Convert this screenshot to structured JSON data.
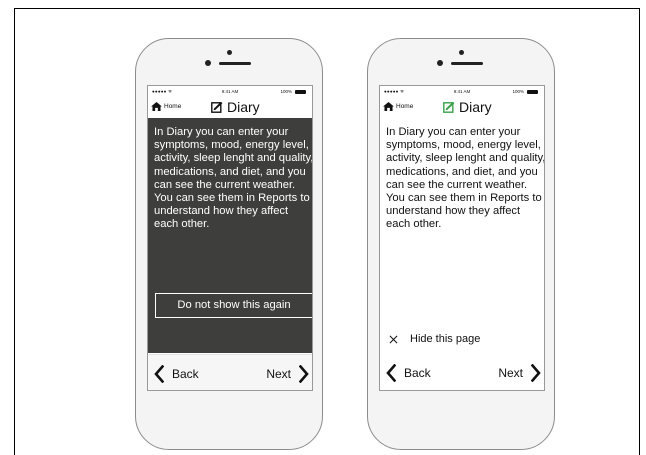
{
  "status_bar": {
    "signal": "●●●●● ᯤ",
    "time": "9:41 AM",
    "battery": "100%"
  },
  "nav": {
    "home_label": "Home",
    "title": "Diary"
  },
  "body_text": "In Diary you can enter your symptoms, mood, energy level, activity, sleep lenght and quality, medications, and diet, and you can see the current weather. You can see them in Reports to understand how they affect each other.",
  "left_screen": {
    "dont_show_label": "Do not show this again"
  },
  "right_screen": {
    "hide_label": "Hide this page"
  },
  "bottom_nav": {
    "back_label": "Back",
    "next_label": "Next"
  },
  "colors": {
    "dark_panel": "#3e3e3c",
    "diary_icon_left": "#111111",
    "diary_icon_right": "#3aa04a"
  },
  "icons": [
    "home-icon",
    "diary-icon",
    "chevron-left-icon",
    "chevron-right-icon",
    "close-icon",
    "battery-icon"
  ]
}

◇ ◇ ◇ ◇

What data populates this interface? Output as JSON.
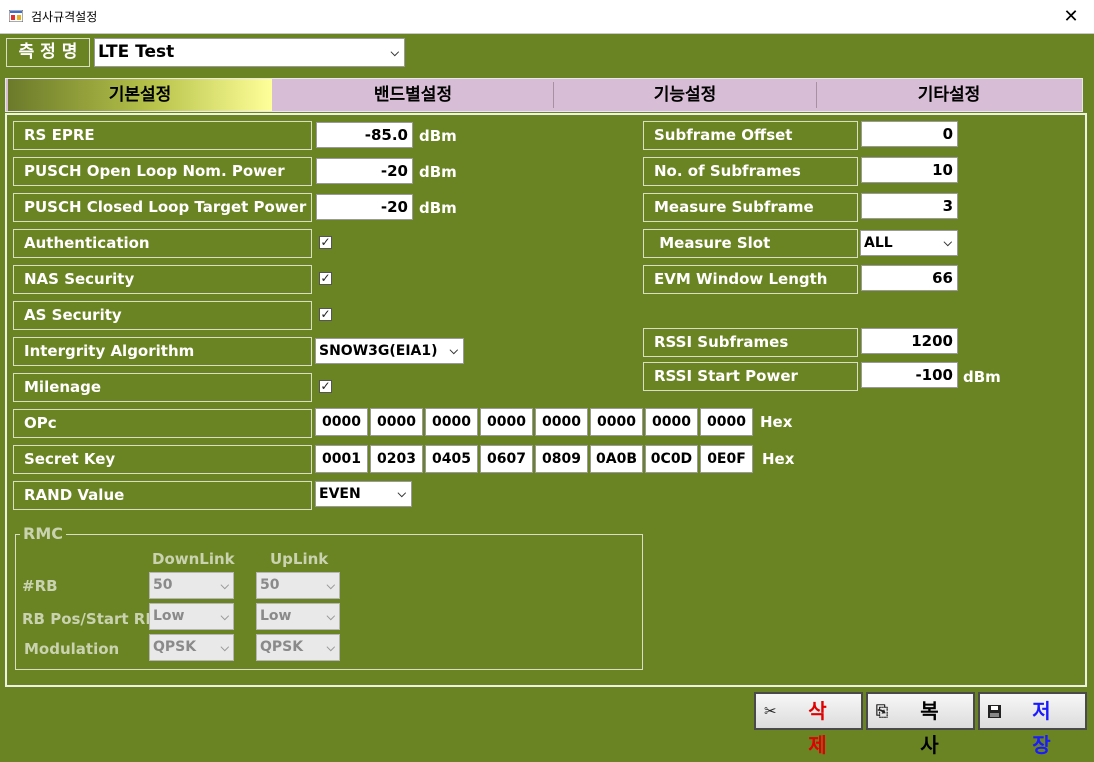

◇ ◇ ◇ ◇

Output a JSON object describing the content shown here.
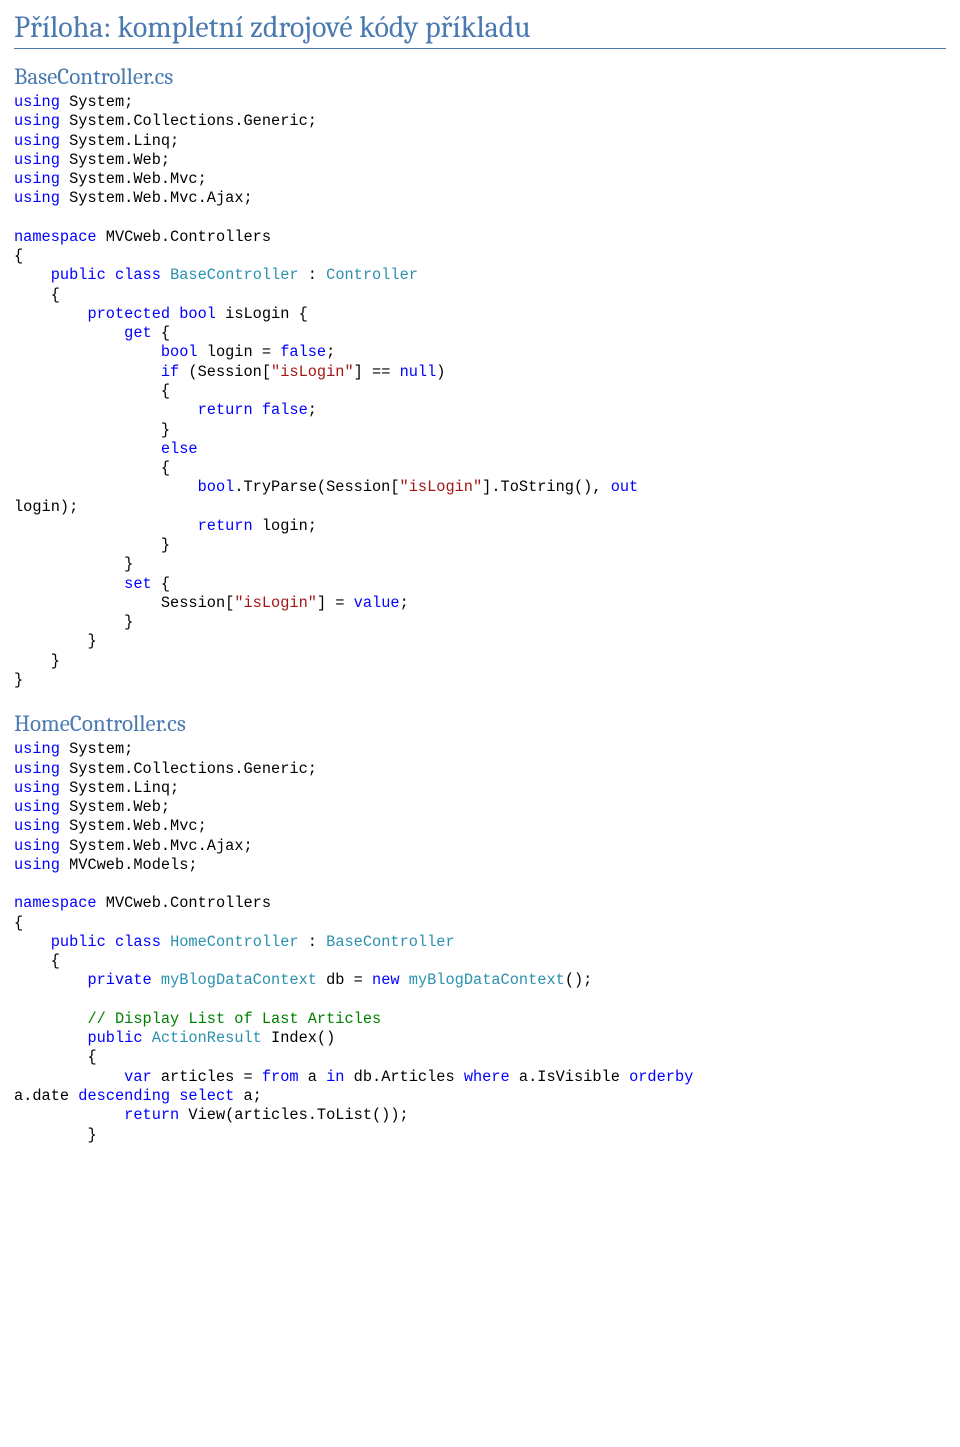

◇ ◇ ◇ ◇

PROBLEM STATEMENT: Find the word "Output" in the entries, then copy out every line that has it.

TASK SOLUTION:
What data populates this interface? Output as JSON.
Output a JSON object describing the content shown here.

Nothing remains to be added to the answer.